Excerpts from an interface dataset
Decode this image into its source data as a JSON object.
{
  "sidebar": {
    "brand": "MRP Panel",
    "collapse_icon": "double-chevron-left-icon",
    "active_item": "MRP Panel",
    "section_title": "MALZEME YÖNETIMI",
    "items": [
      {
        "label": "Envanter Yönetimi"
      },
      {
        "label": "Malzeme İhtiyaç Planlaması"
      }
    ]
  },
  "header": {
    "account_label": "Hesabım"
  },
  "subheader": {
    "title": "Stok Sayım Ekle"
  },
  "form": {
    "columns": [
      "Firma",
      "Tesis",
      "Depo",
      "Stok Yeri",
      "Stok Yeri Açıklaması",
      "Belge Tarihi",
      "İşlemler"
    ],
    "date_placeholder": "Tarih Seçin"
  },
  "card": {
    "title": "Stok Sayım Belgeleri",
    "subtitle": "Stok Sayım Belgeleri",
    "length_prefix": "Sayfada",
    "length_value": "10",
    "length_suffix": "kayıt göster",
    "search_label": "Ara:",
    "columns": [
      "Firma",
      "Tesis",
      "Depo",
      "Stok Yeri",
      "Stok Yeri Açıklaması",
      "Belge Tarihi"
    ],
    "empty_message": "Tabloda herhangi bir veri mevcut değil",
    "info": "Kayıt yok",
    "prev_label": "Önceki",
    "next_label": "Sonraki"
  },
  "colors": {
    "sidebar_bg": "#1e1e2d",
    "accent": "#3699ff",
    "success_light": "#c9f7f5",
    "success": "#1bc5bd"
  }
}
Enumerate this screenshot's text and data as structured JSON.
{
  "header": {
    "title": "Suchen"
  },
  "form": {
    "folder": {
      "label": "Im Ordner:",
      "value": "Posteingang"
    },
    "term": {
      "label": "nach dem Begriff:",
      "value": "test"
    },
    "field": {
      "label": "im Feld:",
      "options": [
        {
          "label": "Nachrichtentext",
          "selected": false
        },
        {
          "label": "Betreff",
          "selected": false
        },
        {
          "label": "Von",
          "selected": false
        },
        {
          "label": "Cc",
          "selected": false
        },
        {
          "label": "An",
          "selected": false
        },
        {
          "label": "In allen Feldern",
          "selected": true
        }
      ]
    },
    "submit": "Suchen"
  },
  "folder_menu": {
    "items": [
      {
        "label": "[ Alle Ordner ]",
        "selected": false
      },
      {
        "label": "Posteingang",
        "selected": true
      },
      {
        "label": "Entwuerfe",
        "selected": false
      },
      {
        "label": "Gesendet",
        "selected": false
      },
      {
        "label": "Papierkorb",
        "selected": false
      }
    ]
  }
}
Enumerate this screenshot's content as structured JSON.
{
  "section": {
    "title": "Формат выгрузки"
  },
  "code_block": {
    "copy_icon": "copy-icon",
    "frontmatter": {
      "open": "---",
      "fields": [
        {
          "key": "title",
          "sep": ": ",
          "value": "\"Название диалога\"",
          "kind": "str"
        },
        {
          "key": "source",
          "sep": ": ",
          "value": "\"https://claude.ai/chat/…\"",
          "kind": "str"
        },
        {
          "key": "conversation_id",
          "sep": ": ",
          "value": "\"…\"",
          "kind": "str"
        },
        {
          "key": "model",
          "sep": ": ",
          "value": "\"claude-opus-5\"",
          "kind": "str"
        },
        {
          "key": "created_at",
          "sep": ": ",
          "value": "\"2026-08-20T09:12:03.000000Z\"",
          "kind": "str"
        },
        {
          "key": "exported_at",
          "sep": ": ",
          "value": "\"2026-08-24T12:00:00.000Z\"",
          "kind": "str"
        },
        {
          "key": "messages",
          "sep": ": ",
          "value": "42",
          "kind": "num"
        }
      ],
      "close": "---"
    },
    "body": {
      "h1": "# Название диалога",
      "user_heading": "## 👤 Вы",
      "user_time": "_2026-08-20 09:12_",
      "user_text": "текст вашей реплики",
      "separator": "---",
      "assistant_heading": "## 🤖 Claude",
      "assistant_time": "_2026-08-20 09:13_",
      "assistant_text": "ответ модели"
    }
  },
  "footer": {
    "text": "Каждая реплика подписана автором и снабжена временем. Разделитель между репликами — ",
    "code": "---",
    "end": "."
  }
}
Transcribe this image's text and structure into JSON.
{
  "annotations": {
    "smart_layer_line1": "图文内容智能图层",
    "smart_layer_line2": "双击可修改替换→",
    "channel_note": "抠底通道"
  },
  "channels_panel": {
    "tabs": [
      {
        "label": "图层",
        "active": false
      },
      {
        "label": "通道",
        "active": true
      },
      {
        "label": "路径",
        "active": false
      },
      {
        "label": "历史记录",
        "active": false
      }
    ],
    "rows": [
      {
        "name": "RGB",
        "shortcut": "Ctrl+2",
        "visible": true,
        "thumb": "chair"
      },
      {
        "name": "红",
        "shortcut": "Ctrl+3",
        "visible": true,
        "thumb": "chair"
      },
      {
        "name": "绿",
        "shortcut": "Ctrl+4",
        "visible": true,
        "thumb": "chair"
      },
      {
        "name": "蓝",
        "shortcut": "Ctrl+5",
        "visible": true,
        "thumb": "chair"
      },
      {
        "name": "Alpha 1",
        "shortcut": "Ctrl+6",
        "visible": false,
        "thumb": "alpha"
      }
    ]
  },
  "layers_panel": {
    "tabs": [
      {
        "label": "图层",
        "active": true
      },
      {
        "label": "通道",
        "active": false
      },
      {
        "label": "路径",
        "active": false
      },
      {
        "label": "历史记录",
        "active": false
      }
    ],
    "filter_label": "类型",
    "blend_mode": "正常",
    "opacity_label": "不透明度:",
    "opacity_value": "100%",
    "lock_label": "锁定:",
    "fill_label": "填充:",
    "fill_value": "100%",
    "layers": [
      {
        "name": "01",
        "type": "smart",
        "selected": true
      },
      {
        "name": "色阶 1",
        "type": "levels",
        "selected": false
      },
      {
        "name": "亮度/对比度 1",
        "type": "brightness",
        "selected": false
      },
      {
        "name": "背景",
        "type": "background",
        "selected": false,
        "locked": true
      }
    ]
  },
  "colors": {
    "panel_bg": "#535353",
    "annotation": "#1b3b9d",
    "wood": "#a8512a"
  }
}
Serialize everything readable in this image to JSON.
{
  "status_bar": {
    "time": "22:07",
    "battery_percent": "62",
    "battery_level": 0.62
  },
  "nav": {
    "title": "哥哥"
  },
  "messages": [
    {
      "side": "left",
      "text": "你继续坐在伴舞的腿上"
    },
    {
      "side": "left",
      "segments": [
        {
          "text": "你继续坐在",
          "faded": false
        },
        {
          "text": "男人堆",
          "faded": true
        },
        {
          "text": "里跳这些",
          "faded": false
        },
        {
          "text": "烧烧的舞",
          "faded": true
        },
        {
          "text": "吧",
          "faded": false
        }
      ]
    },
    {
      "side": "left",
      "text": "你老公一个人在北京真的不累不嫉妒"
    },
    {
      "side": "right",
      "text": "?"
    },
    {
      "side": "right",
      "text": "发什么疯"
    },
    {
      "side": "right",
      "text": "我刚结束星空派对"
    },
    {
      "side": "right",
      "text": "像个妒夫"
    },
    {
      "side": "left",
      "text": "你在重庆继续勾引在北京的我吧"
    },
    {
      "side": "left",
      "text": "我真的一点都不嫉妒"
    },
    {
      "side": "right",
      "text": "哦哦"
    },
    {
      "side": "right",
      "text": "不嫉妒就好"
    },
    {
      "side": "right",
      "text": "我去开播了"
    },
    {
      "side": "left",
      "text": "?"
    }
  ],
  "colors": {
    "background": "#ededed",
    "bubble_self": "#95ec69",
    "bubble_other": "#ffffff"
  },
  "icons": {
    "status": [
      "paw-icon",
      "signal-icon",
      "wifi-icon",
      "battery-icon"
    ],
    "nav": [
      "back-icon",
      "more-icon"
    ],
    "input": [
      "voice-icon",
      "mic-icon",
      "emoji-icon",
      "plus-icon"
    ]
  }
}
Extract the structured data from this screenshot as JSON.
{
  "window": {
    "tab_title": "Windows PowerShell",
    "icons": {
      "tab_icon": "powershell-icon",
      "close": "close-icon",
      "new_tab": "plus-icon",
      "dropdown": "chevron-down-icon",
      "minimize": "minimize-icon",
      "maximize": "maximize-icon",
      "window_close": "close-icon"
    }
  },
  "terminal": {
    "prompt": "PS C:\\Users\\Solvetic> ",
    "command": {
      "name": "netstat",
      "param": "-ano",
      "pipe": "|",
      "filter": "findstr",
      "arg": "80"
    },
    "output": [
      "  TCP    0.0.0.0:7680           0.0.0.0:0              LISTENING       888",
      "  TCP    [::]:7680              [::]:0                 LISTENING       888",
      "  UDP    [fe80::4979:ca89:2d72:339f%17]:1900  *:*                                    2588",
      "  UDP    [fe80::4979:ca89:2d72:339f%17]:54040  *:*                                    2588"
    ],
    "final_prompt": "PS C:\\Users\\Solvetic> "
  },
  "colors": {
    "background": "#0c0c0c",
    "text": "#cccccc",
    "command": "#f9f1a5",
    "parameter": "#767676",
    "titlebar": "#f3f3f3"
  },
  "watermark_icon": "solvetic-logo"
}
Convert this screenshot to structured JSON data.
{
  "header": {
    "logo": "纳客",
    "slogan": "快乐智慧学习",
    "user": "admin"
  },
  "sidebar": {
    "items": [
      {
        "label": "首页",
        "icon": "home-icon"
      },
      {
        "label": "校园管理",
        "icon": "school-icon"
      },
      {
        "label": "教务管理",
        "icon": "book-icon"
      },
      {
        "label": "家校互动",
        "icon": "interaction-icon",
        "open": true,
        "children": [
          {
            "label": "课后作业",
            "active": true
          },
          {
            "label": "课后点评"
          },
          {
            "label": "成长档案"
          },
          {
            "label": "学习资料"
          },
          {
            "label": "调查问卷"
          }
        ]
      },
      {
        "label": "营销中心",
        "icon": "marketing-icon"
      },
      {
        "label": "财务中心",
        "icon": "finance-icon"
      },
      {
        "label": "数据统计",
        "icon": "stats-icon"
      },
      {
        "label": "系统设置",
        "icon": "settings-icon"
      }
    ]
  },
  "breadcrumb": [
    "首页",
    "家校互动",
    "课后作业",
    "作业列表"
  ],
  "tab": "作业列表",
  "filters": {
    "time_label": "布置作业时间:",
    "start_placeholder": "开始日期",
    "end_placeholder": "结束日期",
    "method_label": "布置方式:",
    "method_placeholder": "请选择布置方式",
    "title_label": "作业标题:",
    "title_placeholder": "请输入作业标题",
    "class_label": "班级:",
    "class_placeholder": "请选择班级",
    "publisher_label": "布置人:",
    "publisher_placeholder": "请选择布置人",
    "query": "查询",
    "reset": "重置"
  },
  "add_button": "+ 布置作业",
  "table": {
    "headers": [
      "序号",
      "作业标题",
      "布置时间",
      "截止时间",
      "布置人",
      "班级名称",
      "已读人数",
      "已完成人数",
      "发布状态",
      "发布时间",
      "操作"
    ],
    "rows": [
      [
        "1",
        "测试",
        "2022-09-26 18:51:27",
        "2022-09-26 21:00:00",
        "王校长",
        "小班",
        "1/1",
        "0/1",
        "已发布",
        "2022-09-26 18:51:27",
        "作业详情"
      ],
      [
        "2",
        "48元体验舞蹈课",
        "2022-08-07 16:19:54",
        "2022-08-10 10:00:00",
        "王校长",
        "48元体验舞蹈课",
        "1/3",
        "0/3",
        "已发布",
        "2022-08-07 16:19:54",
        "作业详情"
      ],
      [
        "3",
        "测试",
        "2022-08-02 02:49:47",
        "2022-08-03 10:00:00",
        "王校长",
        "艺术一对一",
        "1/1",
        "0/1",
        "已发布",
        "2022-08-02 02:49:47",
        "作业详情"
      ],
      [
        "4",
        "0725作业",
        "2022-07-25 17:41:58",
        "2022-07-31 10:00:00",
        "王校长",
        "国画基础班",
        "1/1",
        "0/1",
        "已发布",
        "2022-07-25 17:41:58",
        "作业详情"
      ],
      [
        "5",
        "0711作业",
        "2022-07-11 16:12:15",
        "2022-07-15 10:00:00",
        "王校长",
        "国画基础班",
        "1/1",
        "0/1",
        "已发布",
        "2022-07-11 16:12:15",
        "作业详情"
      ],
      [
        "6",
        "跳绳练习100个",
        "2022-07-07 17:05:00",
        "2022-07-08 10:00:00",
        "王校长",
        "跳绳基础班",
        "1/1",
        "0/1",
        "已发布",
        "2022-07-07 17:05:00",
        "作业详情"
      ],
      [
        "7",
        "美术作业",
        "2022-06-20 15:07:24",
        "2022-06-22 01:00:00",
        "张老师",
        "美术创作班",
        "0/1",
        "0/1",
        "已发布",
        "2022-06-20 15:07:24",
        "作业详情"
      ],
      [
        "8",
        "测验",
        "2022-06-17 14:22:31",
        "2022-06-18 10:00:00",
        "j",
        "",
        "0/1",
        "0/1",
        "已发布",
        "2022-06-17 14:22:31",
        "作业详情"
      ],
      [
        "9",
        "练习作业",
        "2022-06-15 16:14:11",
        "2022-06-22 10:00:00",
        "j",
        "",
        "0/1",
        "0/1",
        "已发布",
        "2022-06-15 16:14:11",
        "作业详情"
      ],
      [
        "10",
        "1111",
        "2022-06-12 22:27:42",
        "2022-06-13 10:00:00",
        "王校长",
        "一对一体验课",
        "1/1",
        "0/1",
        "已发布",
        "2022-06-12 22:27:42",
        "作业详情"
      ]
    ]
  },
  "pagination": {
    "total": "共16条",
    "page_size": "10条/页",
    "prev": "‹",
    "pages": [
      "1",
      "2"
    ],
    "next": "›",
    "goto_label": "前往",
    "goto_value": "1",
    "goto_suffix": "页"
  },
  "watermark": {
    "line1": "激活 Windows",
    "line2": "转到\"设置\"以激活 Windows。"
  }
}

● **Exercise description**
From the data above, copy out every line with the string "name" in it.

● **Reply**
        "name": "RGB",
        "name": "红",
        "name": "绿",
        "name": "蓝",
        "name": "Alpha 1",
        "name": "01",
        "name": "色阶 1",
        "name": "亮度/对比度 1",
        "name": "背景",
      "name": "netstat",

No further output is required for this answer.